Prince, the American R&B artists famous for songs like “Purple Rain,” “1999,” and “Let’s Go Crazy,” died last Thursday. Cause yet unknown, suicide not suspected. Although I have always loved his music, I have no particular insight about his place in the pantheon. I saw him only once in concert and it was during a time when he was struggling terribly and, unusually, could barely perform.
But I have a story.
When I first got out of business school I worked for a Fortune 250 chemical company. I spent 11 months in headquarters analyzing who knows what, and then flew off to Silicon Valley to become a salesperson. Although I was good at the job by dint of sheer perseverance, it did not suit my temperament or experience in the world. But I had a good boss. His name was Rich. He’d been a football player for Syracuse University. When I asked him once why he was good at football – did he run fast, did he catch well – he said, “If they told me to run my head into a brick wall I’d just run my head into that wall over and over again.”

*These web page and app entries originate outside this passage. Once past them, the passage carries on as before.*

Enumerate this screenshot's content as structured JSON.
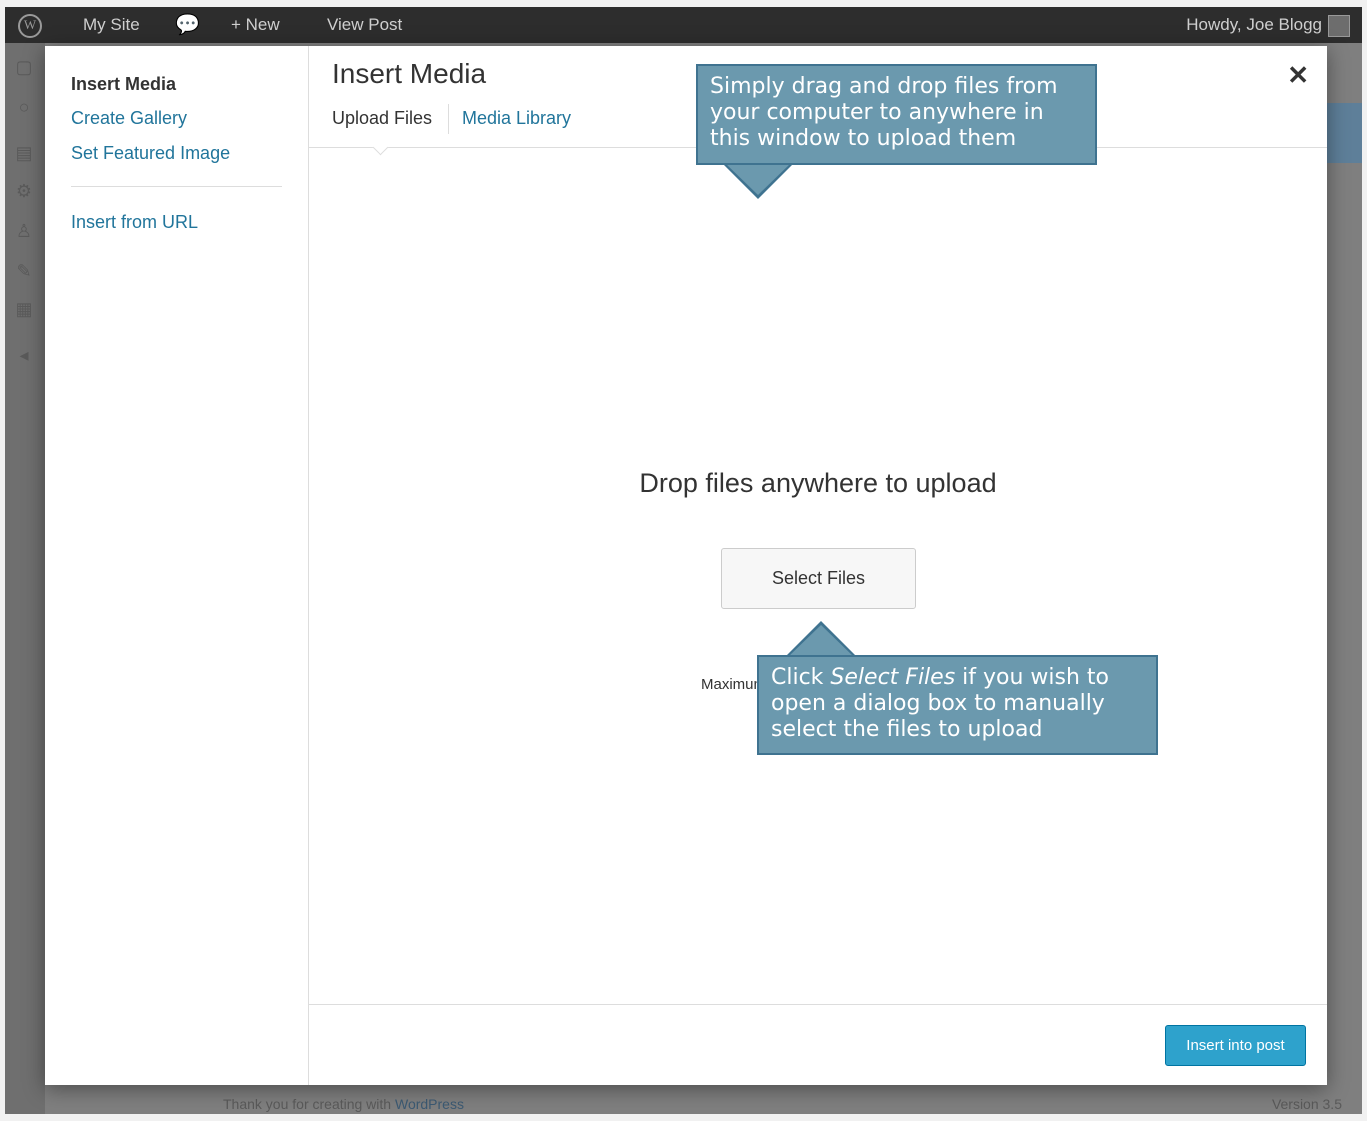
{
  "adminbar": {
    "wp_logo_glyph": "W",
    "site": "My Site",
    "comments_glyph": "💬",
    "new": "+ New",
    "view_post": "View Post",
    "howdy": "Howdy, Joe Blogg"
  },
  "backdrop": {
    "footer_text_prefix": "Thank you for creating with ",
    "footer_link": "WordPress",
    "version": "Version 3.5"
  },
  "menu": {
    "items": [
      {
        "label": "Insert Media",
        "active": true
      },
      {
        "label": "Create Gallery",
        "active": false
      },
      {
        "label": "Set Featured Image",
        "active": false
      },
      {
        "label": "Insert from URL",
        "active": false
      }
    ]
  },
  "frame": {
    "title": "Insert Media",
    "close_glyph": "✕",
    "tabs": [
      {
        "label": "Upload Files",
        "active": true
      },
      {
        "label": "Media Library",
        "active": false
      }
    ]
  },
  "upload": {
    "drop_text": "Drop files anywhere to upload",
    "select_button": "Select Files",
    "max_text": "Maximum upload file size: 32MB."
  },
  "toolbar": {
    "insert_button": "Insert into post"
  },
  "callouts": {
    "drag_drop": "Simply drag and drop files from your computer to anywhere in this window to upload them",
    "select_prefix": "Click ",
    "select_emphasis": "Select Files",
    "select_suffix": " if you wish to open a dialog box to manually select the files to upload"
  },
  "colors": {
    "accent": "#2ea2cc",
    "link": "#21759b",
    "callout_bg": "#6b99ae",
    "callout_border": "#3f7390",
    "adminbar_bg": "#2d2d2d"
  }
}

He was a good enough manager that one quarter we held a sales challenge for our whole team and we won the prize. An overnight trip to Monterey Bay, the five of us. At least I think we were five. Could have been six.
We went out to dinner at a Mexican restaurant. In the time-honored tradition of sales teams, we drank. Beers, and then tequila shots. I was unfamiliar with tequila.
I should point out that I was the only woman.
The restaurant had a jukebox. We’d been there a while, long enough to finish dinner. The floor was tiled, saltillo maybe, the tablecloths were white, napkins in all the primary colors. Someone put on Prince’s song, “Kiss.” It might have been me?
This sounds like nothing but I will say that it was the only time in my professional career that I felt wholly safe acknowledging my body. (Until I got old enough that it didn’t matter any more.) By which I mean I could dance to Prince, which one cannot do without implication, and remain part of the team. We danced through the lacuna in “Kiss.” The lyrics go, “I just want your extra time and your (guitar riff, pause, breath) kiss.” Nobody batted an eye. It sounds like nothing, but remember 1986, remember we wore suits, remember all kinds of things.
Partly I credit Rich, who along with the brick wall talent was an honorable man, and established good behavior as part of the group’s culture. But partly, and I cannot say how much, it was Prince, who knew how to both pause and say it all. Artists who break barriers for themselves can do so for others too.
I wish I’d been brave enough to carry that moment forward. My being a woman wasn’t my problem, now was it?
When I heard Prince had died, I regretted that I’d never written him to say thank you. I think I’ll thank Elvis Costello for “Clowntime Is Over.” I know famous artists get recognition and a lot of money, but then when we hear some of them are lonely or shy or struggling, I dunno. More thank yous rather than fewer are in general a good thing.
Have a wonderful weekend.